Last but not least he visits one of his stores that has a female manager. A mother with two girls who has been a “Hooters” girl herself. She talks about the trials and tribulations of managing a fast food restaurant.

To finish he goes to the “Hooters” factory where they make all the fast food and he talks about the days when his father was the manager and how all the factory employees loved him. And sheds a tear and all that sort of thing. One of the employees talks to him (not knowing who he is) about how when the original guy was in charge there were bonuses, and now there’s not, and how morale is low.

So yeah- and then I’m thinking- well here is a great opportunity for a boss to do some good things for his company and his employees and improve on the image (if the “Hooters” image can be improved on).

He could change the dress code, do goodness knows what with the sexist manager, give the female manager and any other parent manager more domestic leave or childcare subsidy, up the pay for his staff- especially the ones working in the factory, bring in the union perhaps?

Instead he asks the “Hooters” girls he hung out with to help him out with a PR campaign in which they get to feature. They are going to do some ads about how “Hooters” contributes to the community. He donates $50,000 to a military charity out of respect to the ex-military manager he hung out with. He asks the stupid sexist manager to apologise to his staff. And he gives the female manager an all expenses paid holiday for her and her family to anywhere they want. And promises to go into Dad’s old factory a bit more often and say hi to the staff so they will feel like it’s a family business again. And then at the end he had a big day for his staff where he announced something but I missed that bit- I’m pretty sure he didn’t announce he was going to up pay and conditions.

Don’t think I’ll be watching “Undercover Boss” again. Like most reality TV it is purely paid advertising. Obviously “Hooters” wouldn’t agree to take part if they didn’t think there was something in it for their company. The really sad thing is that this was on TVNZ Channel One. Public Broadcasting- FAIL.


Lucy said...

He could change the dress code, do goodness knows what with the sexist manager, give the female manager and any other parent manager more domestic leave or childcare subsidy, up the pay for his staff- especially the ones working in the factory, bring in the union perhaps?

He did mention that they would be instituting more flexible hours for single parents, which is at least something. Not a lot. But something.

Anonymous said...

I found the bean eating competition horrific. The idea that an employer can treat his employees like that without having criminal charges pressed against him is ridiculous.

I'd like to point out that for a six month period of my life I worked as a stripper. I spent five days a week stripping naked and opening my legs for strangers.

Nobody I worked with (even the drug-addicted ones who slept with the customers) would have put up with crap like that.

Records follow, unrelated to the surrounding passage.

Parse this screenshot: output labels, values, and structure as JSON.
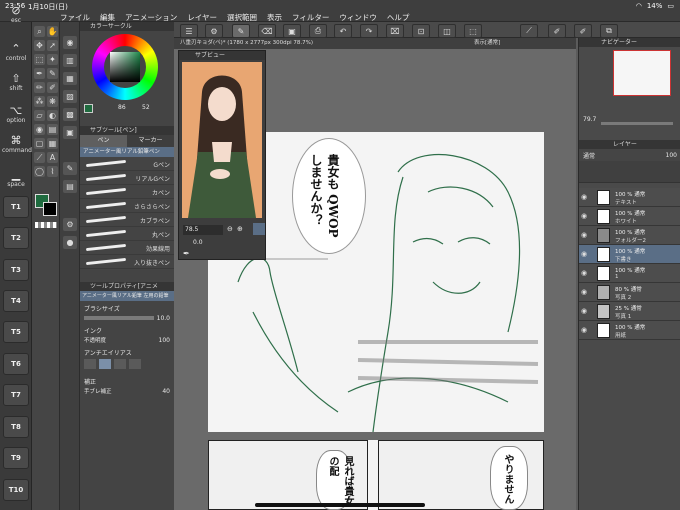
{
  "status": {
    "time": "23:56",
    "date": "1月10日(日)",
    "battery": "14%"
  },
  "menu": [
    "ファイル",
    "編集",
    "アニメーション",
    "レイヤー",
    "選択範囲",
    "表示",
    "フィルター",
    "ウィンドウ",
    "ヘルプ"
  ],
  "edge": {
    "esc": "esc",
    "control": "control",
    "shift": "shift",
    "option": "option",
    "command": "command",
    "space": "space",
    "buttons": [
      "T1",
      "T2",
      "T3",
      "T4",
      "T5",
      "T6",
      "T7",
      "T8",
      "T9",
      "T10"
    ]
  },
  "color_panel": {
    "title": "カラーサークル",
    "values": [
      "86",
      "52"
    ]
  },
  "subtool_panel": {
    "title": "サブツール[ペン]",
    "tabs": [
      "ペン",
      "マーカー"
    ],
    "set_name": "アニメーター風リアル鉛筆ペン",
    "brushes": [
      "Gペン",
      "リアルGペン",
      "カペン",
      "さらさらペン",
      "カブラペン",
      "丸ペン",
      "効果線用",
      "入り抜きペン"
    ]
  },
  "tool_property": {
    "title": "ツールプロパティ[アニメ",
    "subtitle": "アニメーター風リアル鉛筆 左用の鉛筆",
    "brush_size_label": "ブラシサイズ",
    "brush_size": "10.0",
    "ink_label": "インク",
    "opacity_label": "不透明度",
    "opacity": "100",
    "antialias_label": "アンチエイリアス",
    "correction_label": "補正",
    "stabilize_label": "手ブレ補正",
    "stabilize": "40"
  },
  "document": {
    "tab_title": "八重刃キョダ(ペ)* (1780 x 2777px 300dpi 78.7%)",
    "tab2": "表示[通常]"
  },
  "subview": {
    "title": "サブビュー",
    "zoom": "78.5",
    "angle": "0.0"
  },
  "navigator": {
    "title": "ナビゲーター",
    "zoom": "79.7"
  },
  "layers": {
    "title": "レイヤー",
    "blend": "通常",
    "opacity": "100",
    "items": [
      {
        "pct": "100 % 通常",
        "name": "テキスト"
      },
      {
        "pct": "100 % 通常",
        "name": "ホワイト"
      },
      {
        "pct": "100 % 通常",
        "name": "フォルダー2"
      },
      {
        "pct": "100 % 通常",
        "name": "下書き"
      },
      {
        "pct": "100 % 通常",
        "name": "1"
      },
      {
        "pct": "80 % 通常",
        "name": "写真 2"
      },
      {
        "pct": "25 % 通常",
        "name": "写真 1"
      },
      {
        "pct": "100 % 通常",
        "name": "用紙"
      }
    ]
  },
  "manga": {
    "bubble_main": "貴女も QWOP しませんか？",
    "bubble_bottom_left": "見れば貴女の配",
    "bubble_bottom_right": "やりません"
  },
  "colors": {
    "accent_selected": "#5a6e86",
    "color_main": "#1f6b3f",
    "line_art": "#2f6f4a"
  }
}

I think that's saying something.

stargazer said...

thanx for putting this up. i was planning to write about this as well but have been sick with a bad cold. i found this show quite disgusting as well - the guy made no changes of any significance at all, and certainly wasn't interested in what potential female customers had to say. nope, he planned to try to "re-educate" the women who thought hooters are degrading instead.

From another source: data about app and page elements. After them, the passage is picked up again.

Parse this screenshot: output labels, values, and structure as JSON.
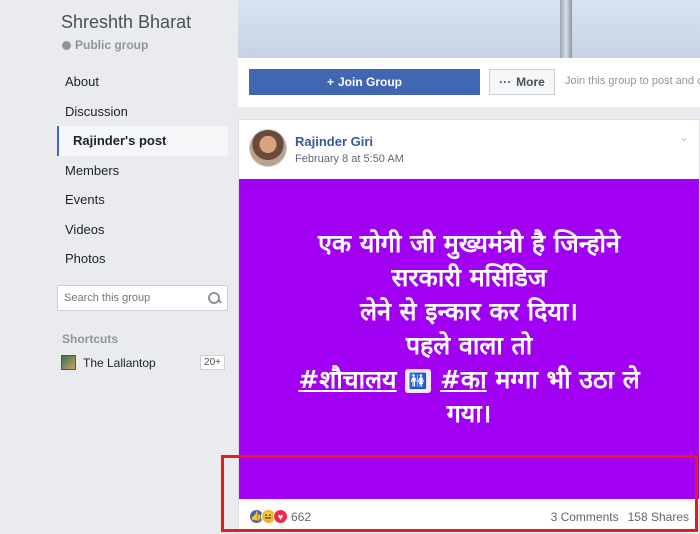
{
  "group": {
    "name": "Shreshth Bharat",
    "type": "Public group"
  },
  "nav": {
    "items": [
      {
        "label": "About"
      },
      {
        "label": "Discussion"
      },
      {
        "label": "Rajinder's post"
      },
      {
        "label": "Members"
      },
      {
        "label": "Events"
      },
      {
        "label": "Videos"
      },
      {
        "label": "Photos"
      }
    ],
    "active_index": 2
  },
  "search": {
    "placeholder": "Search this group"
  },
  "shortcuts": {
    "label": "Shortcuts",
    "items": [
      {
        "name": "The Lallantop",
        "count": "20+"
      }
    ]
  },
  "actions": {
    "join_label": "Join Group",
    "more_label": "More",
    "join_hint": "Join this group to post and c"
  },
  "post": {
    "author": "Rajinder Giri",
    "time": "February 8 at 5:50 AM",
    "text_lines": [
      "एक योगी जी मुख्यमंत्री है जिन्होने",
      "सरकारी मर्सिडिज",
      "लेने से इन्कार कर दिया।",
      "पहले वाला तो"
    ],
    "tag1": "#शौचालय",
    "tag2": "#का",
    "text_tail": "मग्गा भी उठा ले",
    "text_end": "गया।",
    "background_color": "#a100f3",
    "reaction_count": "662",
    "comments": "3 Comments",
    "shares": "158 Shares"
  },
  "highlight_color": "#e81c1c"
}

not only that, but the female manager who was also a stressed out mum? we were told that she was assigned to a "less stressful" position. what the f*** does that mean? was this a shift upwards, sideways or down? we don't know because they don't tell us, but i'm sincerely hoping it didn't involve a cut in pay or a lower position.

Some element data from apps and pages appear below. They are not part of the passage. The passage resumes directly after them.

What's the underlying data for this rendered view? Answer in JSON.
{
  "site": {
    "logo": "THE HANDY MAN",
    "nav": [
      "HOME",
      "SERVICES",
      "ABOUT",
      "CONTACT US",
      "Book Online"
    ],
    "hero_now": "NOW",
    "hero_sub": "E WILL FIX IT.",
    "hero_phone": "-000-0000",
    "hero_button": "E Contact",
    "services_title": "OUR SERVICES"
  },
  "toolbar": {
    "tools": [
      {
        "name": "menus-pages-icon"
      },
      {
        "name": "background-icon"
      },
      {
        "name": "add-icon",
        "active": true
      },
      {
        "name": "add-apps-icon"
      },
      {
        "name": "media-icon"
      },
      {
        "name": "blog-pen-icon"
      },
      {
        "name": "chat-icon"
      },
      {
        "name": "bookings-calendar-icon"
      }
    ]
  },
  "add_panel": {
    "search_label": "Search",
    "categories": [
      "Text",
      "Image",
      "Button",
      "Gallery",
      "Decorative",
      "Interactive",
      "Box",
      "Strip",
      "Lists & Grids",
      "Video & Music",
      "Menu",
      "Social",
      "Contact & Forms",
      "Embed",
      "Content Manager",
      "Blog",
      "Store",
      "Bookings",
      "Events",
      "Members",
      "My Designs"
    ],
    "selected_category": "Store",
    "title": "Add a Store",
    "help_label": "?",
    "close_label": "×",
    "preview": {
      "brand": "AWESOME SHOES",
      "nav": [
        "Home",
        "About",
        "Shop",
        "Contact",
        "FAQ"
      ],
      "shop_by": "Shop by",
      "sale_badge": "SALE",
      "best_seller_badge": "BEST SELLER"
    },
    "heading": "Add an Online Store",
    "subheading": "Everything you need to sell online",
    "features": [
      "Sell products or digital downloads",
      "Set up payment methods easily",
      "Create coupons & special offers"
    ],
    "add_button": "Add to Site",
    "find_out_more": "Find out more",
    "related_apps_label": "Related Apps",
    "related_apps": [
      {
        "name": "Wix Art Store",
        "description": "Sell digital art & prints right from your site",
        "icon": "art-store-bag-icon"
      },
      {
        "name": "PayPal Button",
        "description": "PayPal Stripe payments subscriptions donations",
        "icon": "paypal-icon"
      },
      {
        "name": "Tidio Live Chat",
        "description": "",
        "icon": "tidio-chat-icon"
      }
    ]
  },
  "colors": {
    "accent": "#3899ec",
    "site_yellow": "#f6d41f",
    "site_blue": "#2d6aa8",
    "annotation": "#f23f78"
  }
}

compared to last week's episode, where i did feel that we at least got some insight into what real working people's experiences were, this week we got none of that. notice that we never got to see how the "hooter girls" were treated (or mistreated) by the customers - and it's likely there's quite a bit of harassment they're having to face in that regard.

so yes, totally agree with the post and not likely to bother with this programme further.